In September, the Public Art Commission recommended “Public Art COS,” the city’s first public art master plan, to the City Council for adoption. The goal to put public art around the city — not just downtown. Council is expected to vote on the plan this month.
The plan suggests building consensus by including developers and others interested in the projects: neighborhood organizations, city council, city planning, master-planned communities — and any neighborhood without public art installations.
While the city works on a cultural arts master plan, local community groups in Southeast Colorado Springs aren’t waiting for an official project.
Last month, community organizations gathered in John Adams Park to unveil the latest public art piece in Southeast Colorado Springs: a mural dedicated to the memory of Sam Dunlap Jr., who was an athlete, coach and mentor in Southeast Colorado Springs. The group also painted a tribute to other local community leaders — state Rep. Tony Exum has his likeness on the mural.
Yolanda Avila, the District 4 city council representative, was present for the unveiling.
“He looks like us,” she said, “and we don’t have that in a lot of the city. There are murals that are going up in parts of the city, and except for maybe Conejos Street, which represents a really strong Black and brown community, this is a first for this community. Our community needs to know that there are people who are trailblazers and people that have shown the way, and have worked on making this area vibrant.”
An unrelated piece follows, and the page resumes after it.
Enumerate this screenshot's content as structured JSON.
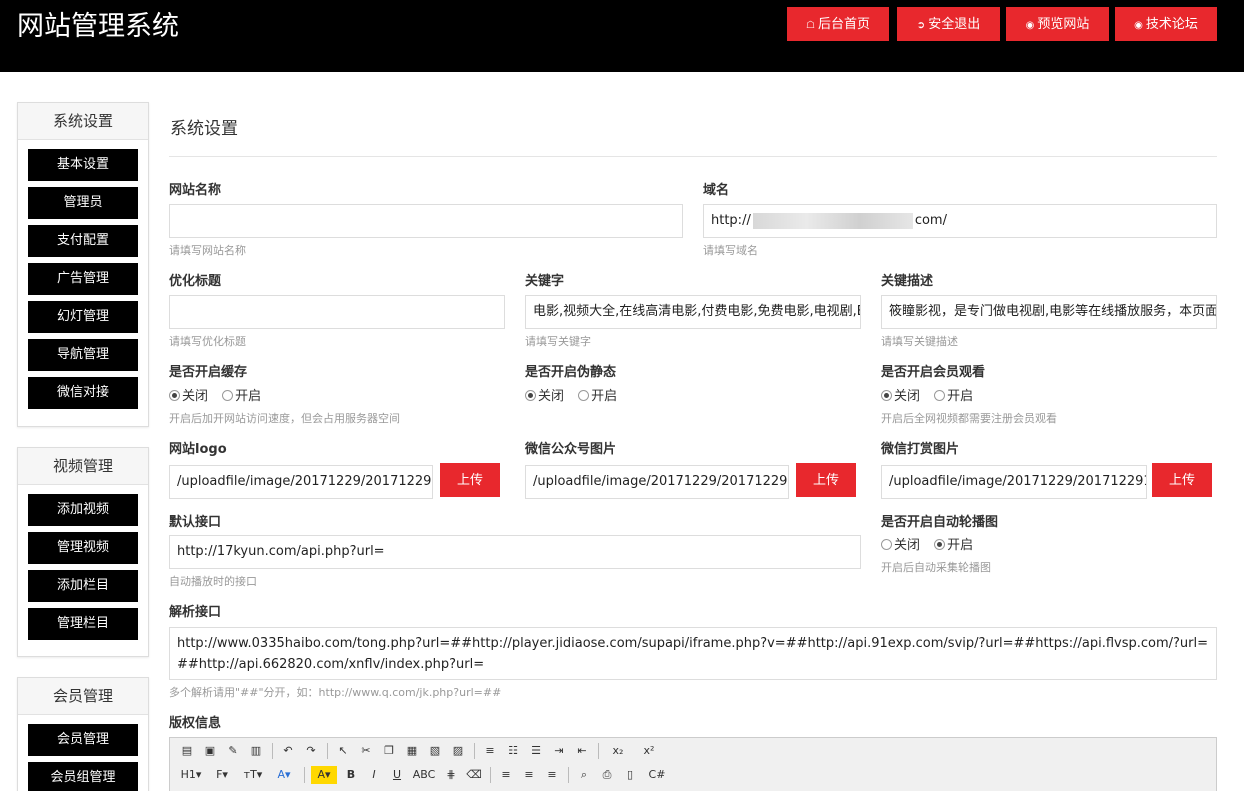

Avila is working to bring additional art to Southeast Colorado Springs.
“Mauricio Ramirez, who did the Conejos Street mural, let me know that he had a lot of paint, so if I had a building and a wall for him, he would put it up,” she said. “I’m working with Matt Craddock at Mission Trace to see if we can get a mural right there, representing the community around the Mission Trace Shopping Center. It would be just a gift.”
The mural at John Adams Park was painted by Paes 164, president of the Knobhill Urban Arts District. The work done by the Knobhill district is considered “street art,” or art inspired by urban graffiti.
“Street art does stem from graffiti,” Paes said, “it’s all coming from the spray-paint can. Graffiti was a steppingstone for a lot of these young artists that evolved into these amazing street-artists.”
Paes recently held an art show for First Friday at a vacant building on South Tejon Street.
“It was last-minute put together,” said Paes. “We got the invite from COPPeR to
join in on the Arts Month situation. That kind of fell in line with a local property owner who was like, ‘If you guys want to do something with this building, I can’t rent it, come and bomb it up.’”
Paes and fellow artists decorated the walls of the buildings with colorful murals, which in turn helped make those spaces more marketable.
“Because of the murals this guy who couldn’t rent these buildings has now rented both sides,” Paes said. “A gym is coming in and a dance studio, and they’re going to keep the murals.”
It’s all part of the plan, Swinford said.
“That’s the goal with all of our public art programs,” she said, “getting people to interact with their surroundings a little bit more.”